Background: The thermogenic effects of green tea catechin have been repeatedly reported, but their mechanisms are poorly understood.Objective: The aim of this study was to investigate the acute and chronic effects of catechin on brown adipose tissue (BAT), a site specialized for nonshivering thermogenesis, in humans.Design: Fifteen healthy male volunteers underwent fluorodeoxyglucose-positron emission tomography to assess BAT activity. To examine the acute catechin effect, whole-body energy expenditure (EE) after a single oral ingestion of a beverage containing 615 mg catechin and 77 mg caffeine (catechin beverage) was measured. Next, to investigate the chronic catechin effects, 10 men with low BAT activity were enrolled. Before and after ingestion of the catechin beverage 2 times/d for 5 wk, cold-induced thermogenesis (CIT) after 2 h of cold exposure at 19°C, which is proportional to BAT activity, was examined. Both the acute and chronic trials were single-blinded, randomized, placebo-controlled, season-matched crossover studies.Results: A single ingestion of the catechin beverage increased EE in 9 subjects who had metabolically active BAT (mean ± SEM: +15.24 ± 1.48 kcal, P < 0.01) but not in 6 subjects who had negligible activities (mean ± SEM: +3.42 ± 2.68 kcal). The ingestion of a placebo beverage containing 82 mg caffeine produced a smaller and comparative EE response in the 2 subject groups. Multivariate regression analysis revealed a significant interaction between BAT and catechin on EE (β = 0.496, P = 0.003). Daily ingestion of the catechin beverage elevated mean ± SEM CIT (from 92.0 ± 26.5 to 197.9 ± 27.7 kcal/d; P = 0.009), whereas the placebo beverage did not change it.Conclusion: Orally ingested tea catechin with caffeine acutely increases EE associated with increased BAT activity and chronically elevates nonshivering CIT, probably because of the recruitment of BAT, in humans. These trials were registered at www.umin.ac.jp/ctr/ as UMIN000016361.
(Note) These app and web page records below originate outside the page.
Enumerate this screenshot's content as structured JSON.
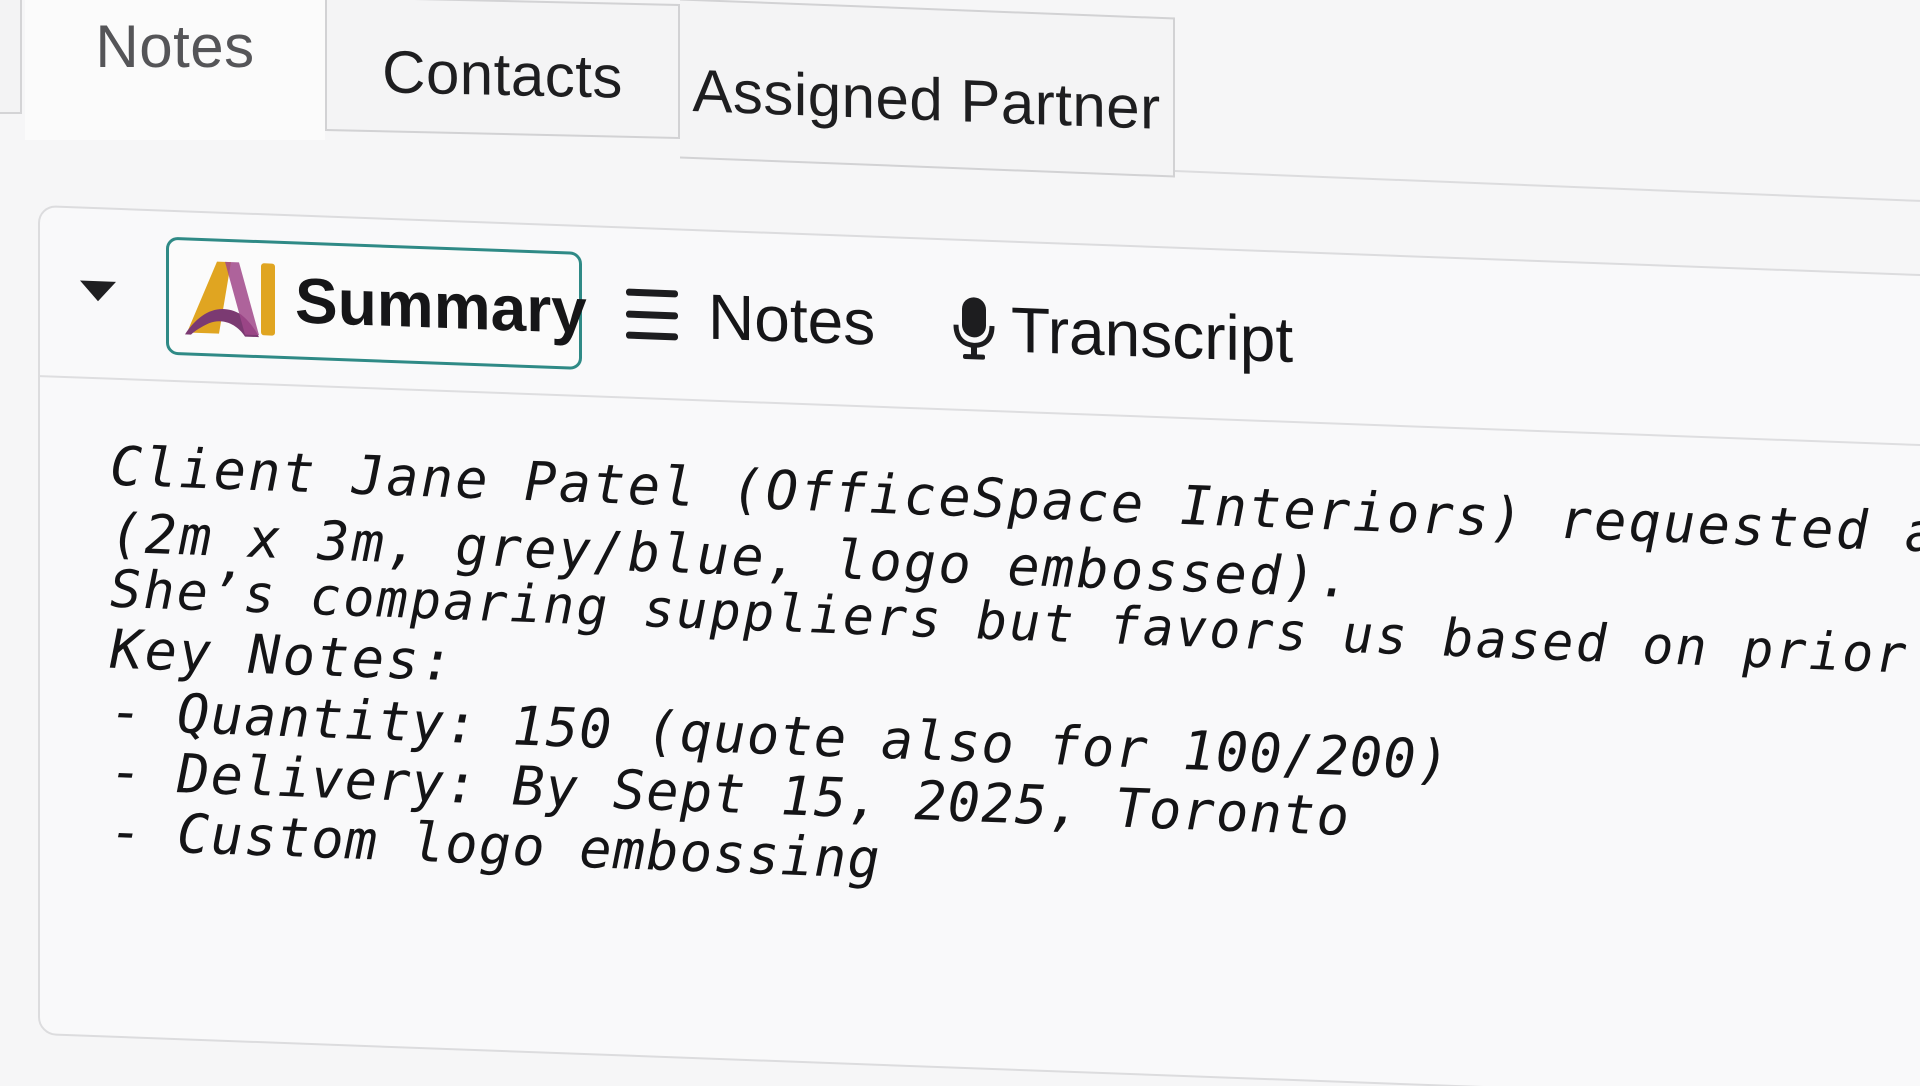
{
  "tabs": {
    "notes_label": "Notes",
    "contacts_label": "Contacts",
    "partner_label": "Assigned Partner"
  },
  "toolbar": {
    "summary_label": "Summary",
    "notes_label": "Notes",
    "transcript_label": "Transcript"
  },
  "colors": {
    "active_border": "#2f8a86",
    "logo_gold": "#e0a521",
    "logo_plum": "#7b3a72"
  },
  "icons": {
    "collapse": "caret-down-icon",
    "summary": "ai-logo-icon",
    "notes": "menu-lines-icon",
    "transcript": "microphone-icon"
  },
  "note": {
    "lines": [
      "Client Jane Patel (OfficeSpace Interiors) requested a quote for",
      "(2m x 3m, grey/blue, logo embossed).",
      "She’s comparing suppliers but favors us based on prior experien",
      "Key Notes:",
      "- Quantity: 150 (quote also for 100/200)",
      "- Delivery: By Sept 15, 2025, Toronto",
      "- Custom logo embossing"
    ]
  }
}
Keywords: brown adipose tissue; catechin; cold-induced thermogenesis; energy expenditure; healthy humans.
© 2017 American Society for Nutrition.